> What is required: Among the entries below, how many lines hold the word "name"? Reply with the number only.

Items from a dataset:

• • • • • • •

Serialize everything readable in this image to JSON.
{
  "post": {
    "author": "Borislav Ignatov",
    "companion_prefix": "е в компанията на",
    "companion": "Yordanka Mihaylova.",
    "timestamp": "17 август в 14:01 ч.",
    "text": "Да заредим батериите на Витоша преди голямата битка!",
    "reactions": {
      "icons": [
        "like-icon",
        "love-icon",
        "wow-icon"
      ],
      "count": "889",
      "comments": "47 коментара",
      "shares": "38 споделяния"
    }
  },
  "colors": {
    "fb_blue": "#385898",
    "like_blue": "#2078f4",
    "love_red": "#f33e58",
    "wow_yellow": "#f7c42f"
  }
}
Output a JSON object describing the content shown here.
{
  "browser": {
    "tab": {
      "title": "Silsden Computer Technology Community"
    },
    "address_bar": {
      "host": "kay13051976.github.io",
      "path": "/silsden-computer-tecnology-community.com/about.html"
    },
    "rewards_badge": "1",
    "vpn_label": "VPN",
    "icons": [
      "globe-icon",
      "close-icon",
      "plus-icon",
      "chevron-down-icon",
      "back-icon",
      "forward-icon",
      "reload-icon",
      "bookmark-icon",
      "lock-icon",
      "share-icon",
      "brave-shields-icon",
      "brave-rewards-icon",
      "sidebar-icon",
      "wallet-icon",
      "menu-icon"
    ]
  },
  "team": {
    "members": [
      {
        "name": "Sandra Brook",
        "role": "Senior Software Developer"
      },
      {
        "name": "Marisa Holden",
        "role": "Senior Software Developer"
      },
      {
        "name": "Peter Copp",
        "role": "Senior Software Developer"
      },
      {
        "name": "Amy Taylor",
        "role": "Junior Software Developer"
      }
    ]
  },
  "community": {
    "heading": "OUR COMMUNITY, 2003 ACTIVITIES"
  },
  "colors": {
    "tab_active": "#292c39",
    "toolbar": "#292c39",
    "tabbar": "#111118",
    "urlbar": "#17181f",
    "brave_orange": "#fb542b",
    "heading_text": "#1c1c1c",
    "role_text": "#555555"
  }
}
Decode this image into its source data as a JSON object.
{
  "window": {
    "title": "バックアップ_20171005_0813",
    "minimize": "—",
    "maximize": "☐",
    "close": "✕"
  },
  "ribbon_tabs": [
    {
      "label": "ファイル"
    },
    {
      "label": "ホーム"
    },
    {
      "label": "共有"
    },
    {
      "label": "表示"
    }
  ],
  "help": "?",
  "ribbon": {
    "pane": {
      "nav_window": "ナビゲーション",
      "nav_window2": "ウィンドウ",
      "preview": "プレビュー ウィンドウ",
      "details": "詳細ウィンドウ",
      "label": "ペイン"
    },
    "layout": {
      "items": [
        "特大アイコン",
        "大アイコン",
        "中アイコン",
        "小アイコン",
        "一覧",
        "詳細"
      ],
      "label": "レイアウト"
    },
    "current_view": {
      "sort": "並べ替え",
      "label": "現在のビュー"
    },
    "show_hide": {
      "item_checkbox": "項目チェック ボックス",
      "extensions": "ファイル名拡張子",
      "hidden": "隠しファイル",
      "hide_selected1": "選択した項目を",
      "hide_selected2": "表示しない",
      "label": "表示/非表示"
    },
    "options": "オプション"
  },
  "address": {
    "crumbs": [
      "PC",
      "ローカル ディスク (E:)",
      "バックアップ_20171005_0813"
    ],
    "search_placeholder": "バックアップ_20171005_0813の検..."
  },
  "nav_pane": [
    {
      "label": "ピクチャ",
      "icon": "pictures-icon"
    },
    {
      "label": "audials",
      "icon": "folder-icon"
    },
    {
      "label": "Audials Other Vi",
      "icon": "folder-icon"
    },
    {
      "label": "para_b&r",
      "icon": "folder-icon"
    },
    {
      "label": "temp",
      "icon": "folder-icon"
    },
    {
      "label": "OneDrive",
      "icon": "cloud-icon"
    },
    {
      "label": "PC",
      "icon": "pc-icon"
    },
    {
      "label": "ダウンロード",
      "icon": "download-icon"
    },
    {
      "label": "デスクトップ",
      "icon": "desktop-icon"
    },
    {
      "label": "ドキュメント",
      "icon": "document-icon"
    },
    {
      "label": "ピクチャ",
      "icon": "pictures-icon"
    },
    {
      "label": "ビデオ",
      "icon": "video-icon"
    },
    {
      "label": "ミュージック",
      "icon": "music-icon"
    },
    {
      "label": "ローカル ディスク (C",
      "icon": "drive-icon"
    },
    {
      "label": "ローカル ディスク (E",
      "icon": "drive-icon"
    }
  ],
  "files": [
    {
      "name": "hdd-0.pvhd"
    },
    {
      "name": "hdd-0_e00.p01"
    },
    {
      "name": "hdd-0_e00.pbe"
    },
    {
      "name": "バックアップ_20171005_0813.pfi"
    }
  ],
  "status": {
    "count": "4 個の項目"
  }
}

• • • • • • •

> Response to this task: 8